══ EXERCISE MATERIAL
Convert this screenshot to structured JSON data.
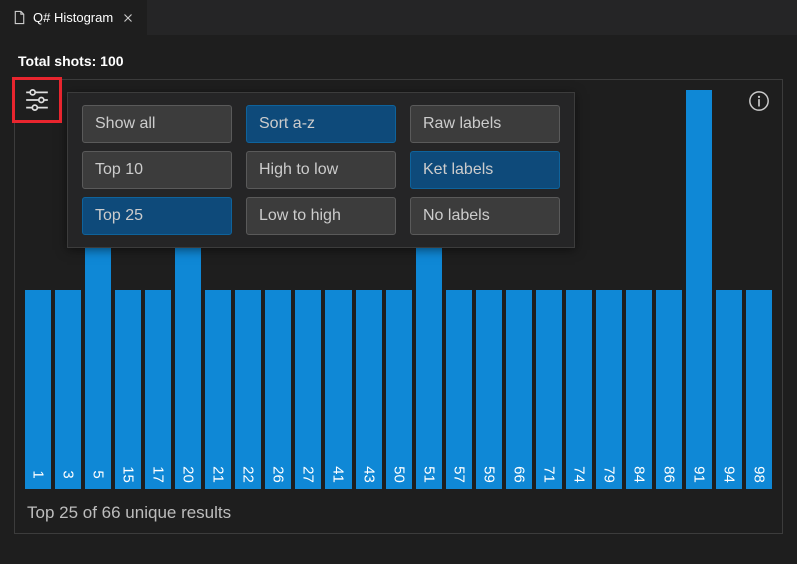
{
  "tab": {
    "title": "Q# Histogram"
  },
  "header": {
    "total_shots": "Total shots: 100"
  },
  "options": {
    "filter": [
      {
        "label": "Show all",
        "selected": false
      },
      {
        "label": "Top 10",
        "selected": false
      },
      {
        "label": "Top 25",
        "selected": true
      }
    ],
    "sort": [
      {
        "label": "Sort a-z",
        "selected": true
      },
      {
        "label": "High to low",
        "selected": false
      },
      {
        "label": "Low to high",
        "selected": false
      }
    ],
    "labels": [
      {
        "label": "Raw labels",
        "selected": false
      },
      {
        "label": "Ket labels",
        "selected": true
      },
      {
        "label": "No labels",
        "selected": false
      }
    ]
  },
  "footer": "Top 25 of 66 unique results",
  "chart_data": {
    "type": "bar",
    "title": "Q# Histogram",
    "xlabel": "",
    "ylabel": "",
    "ylim": [
      0,
      4
    ],
    "categories": [
      "1",
      "3",
      "5",
      "15",
      "17",
      "20",
      "21",
      "22",
      "26",
      "27",
      "41",
      "43",
      "50",
      "51",
      "57",
      "59",
      "66",
      "71",
      "74",
      "79",
      "84",
      "86",
      "91",
      "94",
      "98"
    ],
    "values": [
      2,
      2,
      3,
      2,
      2,
      3,
      2,
      2,
      2,
      2,
      2,
      2,
      2,
      3,
      2,
      2,
      2,
      2,
      2,
      2,
      2,
      2,
      4,
      2,
      2
    ]
  },
  "colors": {
    "bar": "#0f88d6",
    "bg": "#1e1e1e",
    "highlight": "#e8252e"
  }
}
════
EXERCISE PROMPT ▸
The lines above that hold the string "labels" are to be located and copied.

REPLY ▸
    "labels": [
        "label": "Raw labels",
        "label": "Ket labels",
        "label": "No labels",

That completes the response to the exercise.